In beginning a journey that is relatively uncommon, I examine what allows me and motivates me to go.
I can say I am distinctly shaped by growing up with four brothers, no sisters, and Indian immigrant parents in a predominantly wealthy town with a huge racial divide.
I went to college in a town whose college students stayed in enclaves and seldom ventured past specific streets.
After college, I moved to DC–another town with a huge racial and cultural divide.
I recently moved to NYC.
I’m living near and working with black and brown folks in a way that I never have before and realizing that being surrounded by white people has warped my identity and sense of self. Instead of being able to reflect on the images of people who look like me, I have always been surrounded by images of people who are my opposite. Junot Diaz has said,
“You guys know about vampires? … You know, vampires have no reflections in a mirror? There’s this idea that monsters don’t have reflections in a mirror. And what I’ve always thought isn’t that monsters don’t have reflections in a mirror. It’s that if you want to make a human being into a monster, deny them, at the cultural level, any reflection of themselves. And growing up, I felt like a monster in some ways. I didn’t see myself reflected at all. I was like, “Yo, is something wrong with me? That the whole society seems to think that people like me don’t exist?

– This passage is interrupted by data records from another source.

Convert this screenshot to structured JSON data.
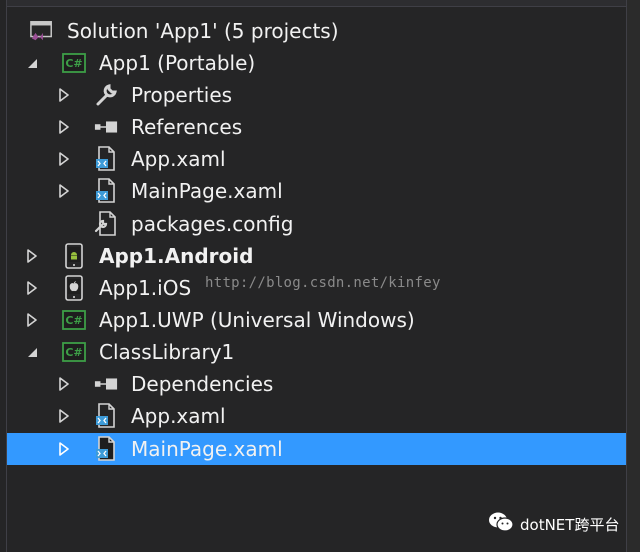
{
  "tree": {
    "items": [
      {
        "label": "Solution 'App1' (5 projects)",
        "icon": "vs-solution-icon",
        "expander": "none",
        "bold": false,
        "selected": false
      },
      {
        "label": "App1 (Portable)",
        "icon": "csharp-project-icon",
        "expander": "expanded",
        "bold": false,
        "selected": false
      },
      {
        "label": "Properties",
        "icon": "wrench-icon",
        "expander": "collapsed",
        "bold": false,
        "selected": false
      },
      {
        "label": "References",
        "icon": "references-icon",
        "expander": "collapsed",
        "bold": false,
        "selected": false
      },
      {
        "label": "App.xaml",
        "icon": "xaml-file-icon",
        "expander": "collapsed",
        "bold": false,
        "selected": false
      },
      {
        "label": "MainPage.xaml",
        "icon": "xaml-file-icon",
        "expander": "collapsed",
        "bold": false,
        "selected": false
      },
      {
        "label": "packages.config",
        "icon": "config-file-icon",
        "expander": "none",
        "bold": false,
        "selected": false
      },
      {
        "label": "App1.Android",
        "icon": "android-project-icon",
        "expander": "collapsed",
        "bold": true,
        "selected": false
      },
      {
        "label": "App1.iOS",
        "icon": "ios-project-icon",
        "expander": "collapsed",
        "bold": false,
        "selected": false
      },
      {
        "label": "App1.UWP (Universal Windows)",
        "icon": "csharp-project-icon",
        "expander": "collapsed",
        "bold": false,
        "selected": false
      },
      {
        "label": "ClassLibrary1",
        "icon": "csharp-project-icon",
        "expander": "expanded",
        "bold": false,
        "selected": false
      },
      {
        "label": "Dependencies",
        "icon": "references-icon",
        "expander": "collapsed",
        "bold": false,
        "selected": false
      },
      {
        "label": "App.xaml",
        "icon": "xaml-file-icon",
        "expander": "collapsed",
        "bold": false,
        "selected": false
      },
      {
        "label": "MainPage.xaml",
        "icon": "xaml-file-icon",
        "expander": "collapsed",
        "bold": false,
        "selected": true
      }
    ]
  },
  "watermark": "http://blog.csdn.net/kinfey",
  "wechat": {
    "text": "dotNET跨平台",
    "icon": "wechat-icon"
  },
  "colors": {
    "background": "#252526",
    "selection": "#3399ff",
    "csharp_green": "#3d9e47",
    "xaml_blue": "#3d9bd8",
    "vs_purple": "#9b4f96",
    "text": "#f1f1f1"
  }
}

But we do exist, and thrive. I now work in a hospital in a mostly Dominican neighborhood. On any given day, I’m working with Guyanese, Dominican, Philipina, black, Indian, and white nurses. I’m in an environment that celebrates my brownness. For the first time in my life, I can talk about my racial background in a work environment that is curious without fetishizing. I can talk about going back to India without people making jokes about the food, or how they couldn’t last the plane ride. I can talk about things that relate to my ethnic identity, about language, about culture, without worrying that the other person is going to decide that this is what all Indians are, or do, or say. I’ve always known I don’t speak for all Indians, but it’s the first time I’m in a place where the people of color I work with also make that clear. I can learn about the cultures of my coworkers and their unique experiences being people of color in the US. To me, our conversations are more refreshing, more honest, because we don’t have to hide what we actually want to say about our experience.
So I’m hesitant to leave.
I don’t want to live anywhere forever, but New York City is so tempting. This city has welcomed my brownness so thoroughly, made me feel like I can express myself in ways that I never have before, and in so many subtle ways allowed me to embrace the complexity of being a human being doin’ what I do.
Embarking on this bicycle driven journey is partially about experiencing new cities, exploring new spaces in ways that other forms of travel don’t allow. And I suspect that there are people of color out there, everywhere in the US, who are challenging norms, pushing boundaries, and expressing their complicated uniqueness in ways that I can only imagine. To find them and celebrate our differences, to celebrate our multiple identities, our unique upbringings that shape us, our ways of figuring ourselves out in the midst of a culture that would homogenize and stamp out our creativity…well that’s part of my journey.
When there are representations of people of color in the mainstream, they often oversimplify our existence by making individuals appear as though they are nothing but products of our identifiers. But each individual comes from a place that is uniquely situated. My parents are Indian immigrants who came from farming backgrounds in rural Kerala, where electricity was limited where it existed, where my mother was of the first graduating class of young women at her high school, and where my grandfather and his brothers traveled long distances to trade tea and spices. My parents worked extremely hard to become highly educated. They got their doctorates in India, moved to the US where they had almost no family at the time, and raised 5 kids in a primarily upper middle class, white town. So I am simultaneously a woman, a daughter of immigrant parents, and a person with class privilege, with access to knowledge that those who did not grow up surrounded by the upper middle class would not have, and therefore access to opportunities that wealth can offer.
I am a product of my class and race and gender, my ability and my sexual orientation. These attributes are fundamental to my existence as a person. I am simultaneously fighting oppression on the basis of race and gender, while benefiting from class privilege and presenting as a cis-gender, able-bodied, straight woman. I am trying to learn how to intentionally undermine the privileges that I do have, push back against class, raise others up in spaces that I have been advantaged without reason, and support struggles that may not be my own.
I’m going on a bike trip. That fact alone reflects my privilege. I have choices with how I interact with the world during this bike trip. I know that I want my interactions to reflect certain intentions. In this moment, I hope that my interactions can reflect my desire to listen to nuanced stories, to not box people into their identifiers, and to celebrate the differences between us. I know other people of color are fighting to make lives for themselves, fighting to find comfort in their multiplicity, and I’m hoping that I can hear and share these stories.